### Assignment
For each line below that holds the word "style", make a copy.

### Task input

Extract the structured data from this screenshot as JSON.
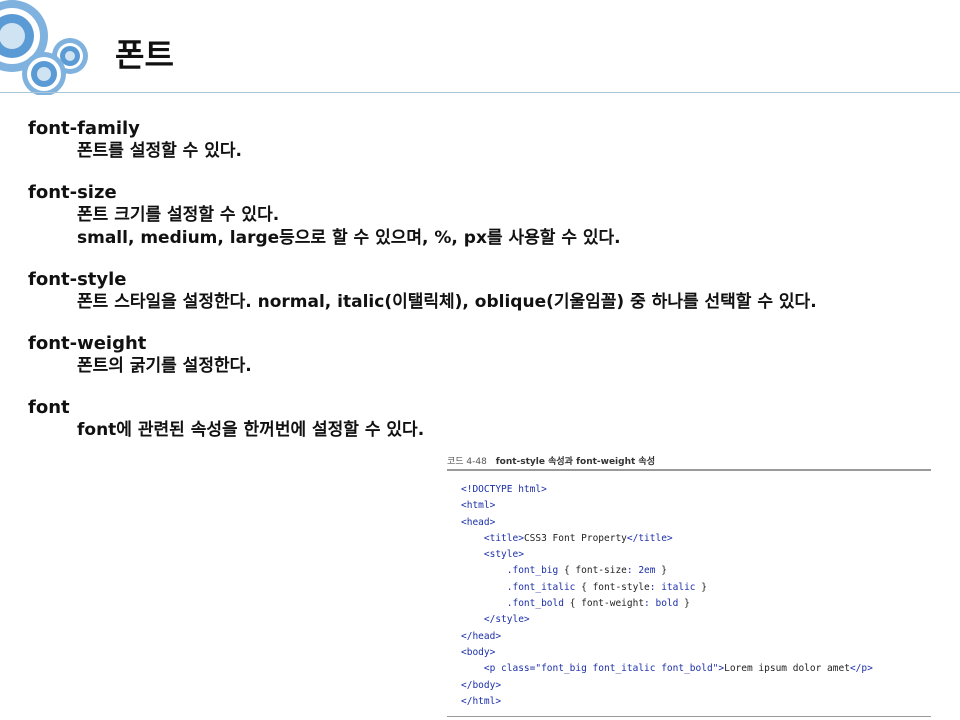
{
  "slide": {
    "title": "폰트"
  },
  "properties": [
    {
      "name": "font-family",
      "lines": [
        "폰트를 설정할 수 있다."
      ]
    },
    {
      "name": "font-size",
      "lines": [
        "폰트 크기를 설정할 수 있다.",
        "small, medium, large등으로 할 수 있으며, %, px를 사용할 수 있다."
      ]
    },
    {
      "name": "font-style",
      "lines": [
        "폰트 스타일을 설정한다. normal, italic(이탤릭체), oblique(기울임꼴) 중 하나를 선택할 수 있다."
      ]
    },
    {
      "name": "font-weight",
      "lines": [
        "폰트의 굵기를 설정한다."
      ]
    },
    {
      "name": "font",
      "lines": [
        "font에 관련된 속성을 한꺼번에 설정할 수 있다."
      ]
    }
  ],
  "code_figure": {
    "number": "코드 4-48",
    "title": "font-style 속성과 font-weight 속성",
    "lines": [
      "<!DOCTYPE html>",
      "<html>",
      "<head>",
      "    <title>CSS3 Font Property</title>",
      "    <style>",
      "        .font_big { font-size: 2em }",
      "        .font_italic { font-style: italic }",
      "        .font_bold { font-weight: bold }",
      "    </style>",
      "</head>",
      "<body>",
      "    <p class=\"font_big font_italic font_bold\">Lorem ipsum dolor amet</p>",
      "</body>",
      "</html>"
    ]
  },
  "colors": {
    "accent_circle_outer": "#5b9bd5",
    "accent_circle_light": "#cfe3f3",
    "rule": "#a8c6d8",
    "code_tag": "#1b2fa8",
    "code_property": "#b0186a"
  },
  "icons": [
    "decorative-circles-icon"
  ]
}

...

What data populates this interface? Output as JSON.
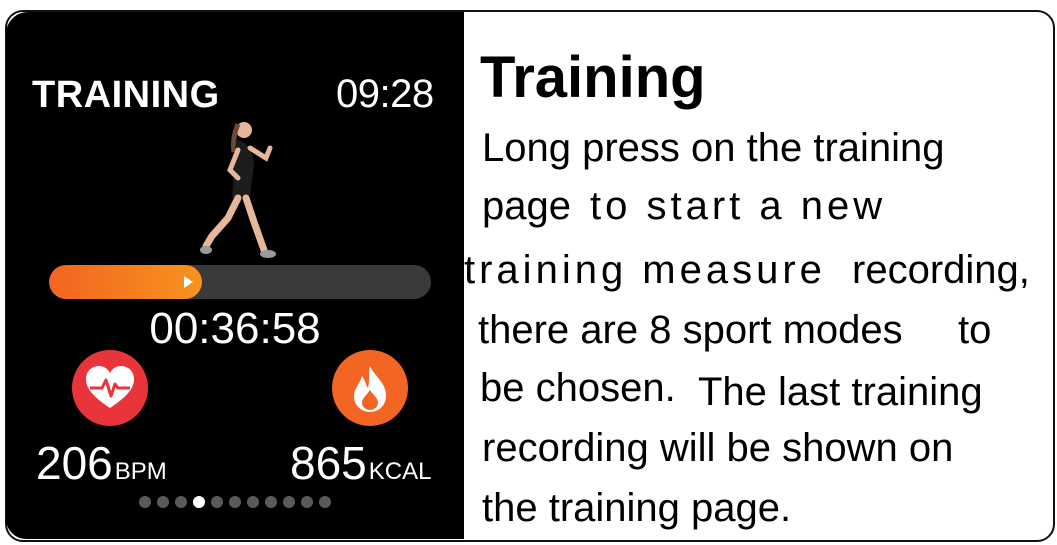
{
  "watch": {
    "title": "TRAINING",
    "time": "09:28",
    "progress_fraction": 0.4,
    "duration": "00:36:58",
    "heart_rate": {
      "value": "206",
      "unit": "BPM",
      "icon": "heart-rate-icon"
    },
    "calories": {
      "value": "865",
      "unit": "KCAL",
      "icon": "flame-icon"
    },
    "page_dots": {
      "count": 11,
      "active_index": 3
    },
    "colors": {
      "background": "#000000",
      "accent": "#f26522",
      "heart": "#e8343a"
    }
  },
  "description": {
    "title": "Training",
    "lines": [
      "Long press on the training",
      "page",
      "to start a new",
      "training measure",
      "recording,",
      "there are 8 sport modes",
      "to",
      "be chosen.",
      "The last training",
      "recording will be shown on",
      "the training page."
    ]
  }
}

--

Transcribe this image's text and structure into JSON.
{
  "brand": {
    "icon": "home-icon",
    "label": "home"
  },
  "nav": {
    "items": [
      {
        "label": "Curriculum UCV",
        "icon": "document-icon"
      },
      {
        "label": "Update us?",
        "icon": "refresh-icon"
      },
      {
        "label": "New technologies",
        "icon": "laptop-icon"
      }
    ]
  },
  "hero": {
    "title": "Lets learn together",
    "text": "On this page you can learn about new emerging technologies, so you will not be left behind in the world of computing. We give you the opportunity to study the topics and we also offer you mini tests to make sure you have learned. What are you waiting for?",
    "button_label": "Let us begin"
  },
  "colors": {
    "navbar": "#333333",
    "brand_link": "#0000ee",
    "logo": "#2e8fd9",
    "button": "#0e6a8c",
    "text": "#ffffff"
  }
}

### Reply
      "name": "font-style",
    "title": "font-style 속성과 font-weight 속성",
      "    <style>",
      "        .font_italic { font-style: italic }",
      "    </style>",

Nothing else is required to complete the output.